Excerpts from an interface dataset
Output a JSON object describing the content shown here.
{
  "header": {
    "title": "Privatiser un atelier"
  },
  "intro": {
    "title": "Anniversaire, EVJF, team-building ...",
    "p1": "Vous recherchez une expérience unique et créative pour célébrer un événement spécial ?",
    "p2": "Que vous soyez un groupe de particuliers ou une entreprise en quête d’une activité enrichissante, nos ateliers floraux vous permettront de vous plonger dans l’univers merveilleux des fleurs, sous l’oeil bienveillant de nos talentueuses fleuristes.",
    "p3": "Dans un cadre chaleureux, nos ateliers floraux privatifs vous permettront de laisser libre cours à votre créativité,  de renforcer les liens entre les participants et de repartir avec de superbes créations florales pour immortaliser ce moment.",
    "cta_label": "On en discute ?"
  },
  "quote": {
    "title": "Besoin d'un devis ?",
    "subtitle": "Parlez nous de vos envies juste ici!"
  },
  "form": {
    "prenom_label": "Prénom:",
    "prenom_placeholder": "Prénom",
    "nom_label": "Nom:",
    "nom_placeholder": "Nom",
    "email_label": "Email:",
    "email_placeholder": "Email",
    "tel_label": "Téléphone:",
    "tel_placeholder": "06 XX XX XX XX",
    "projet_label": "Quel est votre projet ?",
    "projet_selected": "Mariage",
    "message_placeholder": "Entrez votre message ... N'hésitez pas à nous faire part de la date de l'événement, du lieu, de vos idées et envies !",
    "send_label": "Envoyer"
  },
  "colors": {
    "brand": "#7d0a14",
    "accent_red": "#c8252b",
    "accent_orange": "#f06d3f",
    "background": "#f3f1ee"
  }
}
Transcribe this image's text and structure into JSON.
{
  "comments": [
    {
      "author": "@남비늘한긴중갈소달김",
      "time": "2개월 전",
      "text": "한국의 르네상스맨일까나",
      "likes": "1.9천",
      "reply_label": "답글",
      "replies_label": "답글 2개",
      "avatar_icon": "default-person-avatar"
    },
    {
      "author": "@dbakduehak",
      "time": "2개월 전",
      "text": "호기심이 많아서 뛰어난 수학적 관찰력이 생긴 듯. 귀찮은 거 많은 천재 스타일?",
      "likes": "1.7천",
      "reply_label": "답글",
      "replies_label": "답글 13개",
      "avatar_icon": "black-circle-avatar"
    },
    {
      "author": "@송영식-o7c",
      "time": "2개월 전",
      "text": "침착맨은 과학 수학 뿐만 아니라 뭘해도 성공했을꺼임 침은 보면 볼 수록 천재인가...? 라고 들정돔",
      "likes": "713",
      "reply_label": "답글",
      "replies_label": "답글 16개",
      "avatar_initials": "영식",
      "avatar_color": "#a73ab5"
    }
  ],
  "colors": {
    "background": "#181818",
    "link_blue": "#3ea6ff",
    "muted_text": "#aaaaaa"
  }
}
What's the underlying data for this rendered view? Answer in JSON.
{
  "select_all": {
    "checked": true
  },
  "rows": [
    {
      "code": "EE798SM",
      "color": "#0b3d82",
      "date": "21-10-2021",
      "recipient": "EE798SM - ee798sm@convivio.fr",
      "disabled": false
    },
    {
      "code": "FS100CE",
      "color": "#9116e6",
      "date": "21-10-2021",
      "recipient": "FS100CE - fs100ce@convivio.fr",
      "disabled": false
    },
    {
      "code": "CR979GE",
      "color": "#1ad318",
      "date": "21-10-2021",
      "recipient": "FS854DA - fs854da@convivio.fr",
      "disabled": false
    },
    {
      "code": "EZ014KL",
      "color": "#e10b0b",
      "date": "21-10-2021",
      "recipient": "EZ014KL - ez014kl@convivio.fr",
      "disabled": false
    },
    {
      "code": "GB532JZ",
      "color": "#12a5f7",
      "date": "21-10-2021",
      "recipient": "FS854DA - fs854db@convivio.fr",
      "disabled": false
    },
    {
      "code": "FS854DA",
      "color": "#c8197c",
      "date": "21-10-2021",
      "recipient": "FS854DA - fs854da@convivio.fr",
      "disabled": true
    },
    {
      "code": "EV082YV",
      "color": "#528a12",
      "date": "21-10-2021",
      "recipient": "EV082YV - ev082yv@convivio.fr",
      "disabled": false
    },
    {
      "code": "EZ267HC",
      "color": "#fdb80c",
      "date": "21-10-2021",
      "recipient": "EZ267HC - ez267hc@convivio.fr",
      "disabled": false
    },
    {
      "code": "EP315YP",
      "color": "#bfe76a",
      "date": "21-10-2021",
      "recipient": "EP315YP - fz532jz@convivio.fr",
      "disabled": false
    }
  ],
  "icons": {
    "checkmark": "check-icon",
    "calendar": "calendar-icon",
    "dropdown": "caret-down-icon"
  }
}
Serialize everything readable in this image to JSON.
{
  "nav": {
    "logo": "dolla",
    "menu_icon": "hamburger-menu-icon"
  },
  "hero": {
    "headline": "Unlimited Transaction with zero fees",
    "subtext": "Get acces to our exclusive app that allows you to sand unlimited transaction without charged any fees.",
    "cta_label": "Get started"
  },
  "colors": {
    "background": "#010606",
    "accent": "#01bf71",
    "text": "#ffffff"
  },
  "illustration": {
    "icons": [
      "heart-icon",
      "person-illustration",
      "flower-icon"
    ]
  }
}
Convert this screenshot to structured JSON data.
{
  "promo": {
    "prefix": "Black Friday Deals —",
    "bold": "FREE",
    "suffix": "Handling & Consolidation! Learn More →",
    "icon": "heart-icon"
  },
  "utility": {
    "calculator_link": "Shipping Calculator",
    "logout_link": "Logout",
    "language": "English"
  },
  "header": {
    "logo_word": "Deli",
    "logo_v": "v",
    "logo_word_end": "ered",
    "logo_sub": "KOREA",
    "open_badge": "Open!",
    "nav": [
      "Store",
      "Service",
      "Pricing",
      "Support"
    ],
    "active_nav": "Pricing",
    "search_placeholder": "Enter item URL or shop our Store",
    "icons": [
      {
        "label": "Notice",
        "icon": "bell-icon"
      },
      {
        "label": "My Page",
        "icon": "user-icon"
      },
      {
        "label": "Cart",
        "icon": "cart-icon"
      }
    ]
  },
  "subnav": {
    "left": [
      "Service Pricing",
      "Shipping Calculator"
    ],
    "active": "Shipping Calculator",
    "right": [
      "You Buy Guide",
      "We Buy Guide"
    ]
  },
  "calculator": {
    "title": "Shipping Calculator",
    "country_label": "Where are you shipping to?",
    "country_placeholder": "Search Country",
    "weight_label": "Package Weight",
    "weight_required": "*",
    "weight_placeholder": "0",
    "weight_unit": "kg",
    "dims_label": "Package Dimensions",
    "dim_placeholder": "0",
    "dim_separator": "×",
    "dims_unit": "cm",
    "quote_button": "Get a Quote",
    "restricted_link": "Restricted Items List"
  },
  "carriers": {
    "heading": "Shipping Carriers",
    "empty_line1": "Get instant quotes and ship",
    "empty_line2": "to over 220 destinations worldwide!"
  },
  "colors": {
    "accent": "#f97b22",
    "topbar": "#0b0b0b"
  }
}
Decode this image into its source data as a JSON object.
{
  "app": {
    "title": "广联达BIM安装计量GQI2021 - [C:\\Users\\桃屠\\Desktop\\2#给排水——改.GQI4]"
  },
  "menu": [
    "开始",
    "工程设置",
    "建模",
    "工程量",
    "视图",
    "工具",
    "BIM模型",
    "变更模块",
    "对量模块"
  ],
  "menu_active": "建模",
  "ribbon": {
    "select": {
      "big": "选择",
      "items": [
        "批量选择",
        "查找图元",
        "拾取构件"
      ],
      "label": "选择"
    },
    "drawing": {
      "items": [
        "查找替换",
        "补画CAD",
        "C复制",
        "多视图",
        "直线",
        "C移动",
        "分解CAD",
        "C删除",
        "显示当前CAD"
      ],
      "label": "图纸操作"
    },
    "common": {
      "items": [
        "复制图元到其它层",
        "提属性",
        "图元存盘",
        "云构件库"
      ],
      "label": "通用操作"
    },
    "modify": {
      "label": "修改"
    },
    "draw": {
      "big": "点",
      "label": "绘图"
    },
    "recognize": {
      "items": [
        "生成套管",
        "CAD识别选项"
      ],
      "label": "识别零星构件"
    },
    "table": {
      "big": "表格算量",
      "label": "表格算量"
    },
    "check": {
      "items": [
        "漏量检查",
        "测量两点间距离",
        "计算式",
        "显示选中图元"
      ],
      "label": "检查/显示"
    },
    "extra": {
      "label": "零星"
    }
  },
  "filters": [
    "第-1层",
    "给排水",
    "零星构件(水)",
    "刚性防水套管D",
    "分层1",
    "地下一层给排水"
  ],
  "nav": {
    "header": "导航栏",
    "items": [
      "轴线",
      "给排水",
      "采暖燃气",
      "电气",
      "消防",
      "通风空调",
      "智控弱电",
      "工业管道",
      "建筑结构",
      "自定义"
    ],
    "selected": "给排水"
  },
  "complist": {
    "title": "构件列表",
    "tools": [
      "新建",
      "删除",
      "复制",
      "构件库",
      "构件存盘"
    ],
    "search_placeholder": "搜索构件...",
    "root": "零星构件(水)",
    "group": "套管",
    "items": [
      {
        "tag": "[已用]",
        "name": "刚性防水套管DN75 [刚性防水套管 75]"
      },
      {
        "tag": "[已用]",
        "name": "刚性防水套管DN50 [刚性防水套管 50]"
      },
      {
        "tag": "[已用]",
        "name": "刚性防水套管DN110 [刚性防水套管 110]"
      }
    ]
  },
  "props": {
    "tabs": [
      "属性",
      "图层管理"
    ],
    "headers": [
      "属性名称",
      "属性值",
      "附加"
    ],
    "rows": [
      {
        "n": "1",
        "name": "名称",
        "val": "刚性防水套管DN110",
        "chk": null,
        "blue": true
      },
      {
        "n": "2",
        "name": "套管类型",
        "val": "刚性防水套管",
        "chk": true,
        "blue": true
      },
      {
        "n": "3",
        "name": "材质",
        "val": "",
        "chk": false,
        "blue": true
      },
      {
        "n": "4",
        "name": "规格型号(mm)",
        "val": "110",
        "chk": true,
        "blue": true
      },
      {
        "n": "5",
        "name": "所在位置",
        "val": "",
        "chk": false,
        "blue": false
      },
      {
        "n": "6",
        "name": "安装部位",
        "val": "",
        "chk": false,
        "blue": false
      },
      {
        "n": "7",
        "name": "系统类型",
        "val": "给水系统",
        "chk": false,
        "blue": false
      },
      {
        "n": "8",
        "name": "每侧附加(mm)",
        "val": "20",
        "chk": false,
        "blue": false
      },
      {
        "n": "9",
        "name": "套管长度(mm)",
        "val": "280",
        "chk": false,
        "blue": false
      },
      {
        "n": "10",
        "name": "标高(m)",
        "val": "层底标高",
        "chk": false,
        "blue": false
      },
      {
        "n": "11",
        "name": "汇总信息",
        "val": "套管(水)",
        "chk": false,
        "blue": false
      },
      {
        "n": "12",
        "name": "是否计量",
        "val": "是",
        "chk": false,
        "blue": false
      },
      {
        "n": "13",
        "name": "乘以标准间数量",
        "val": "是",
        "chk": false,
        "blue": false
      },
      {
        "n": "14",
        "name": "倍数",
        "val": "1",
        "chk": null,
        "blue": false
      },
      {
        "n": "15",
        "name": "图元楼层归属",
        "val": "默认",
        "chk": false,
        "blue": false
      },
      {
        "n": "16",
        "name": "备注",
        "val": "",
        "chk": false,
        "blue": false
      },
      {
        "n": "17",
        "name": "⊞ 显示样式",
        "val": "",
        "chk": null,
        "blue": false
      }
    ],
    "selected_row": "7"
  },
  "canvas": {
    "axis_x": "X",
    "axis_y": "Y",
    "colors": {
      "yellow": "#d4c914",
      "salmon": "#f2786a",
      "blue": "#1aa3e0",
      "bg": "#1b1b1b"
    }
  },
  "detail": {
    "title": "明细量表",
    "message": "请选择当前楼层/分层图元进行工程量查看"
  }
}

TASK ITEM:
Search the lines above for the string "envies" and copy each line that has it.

OUTPUT FOR THIS TASK:
    "subtitle": "Parlez nous de vos envies juste ici!"
    "message_placeholder": "Entrez votre message ... N'hésitez pas à nous faire part de la date de l'événement, du lieu, de vos idées et envies !",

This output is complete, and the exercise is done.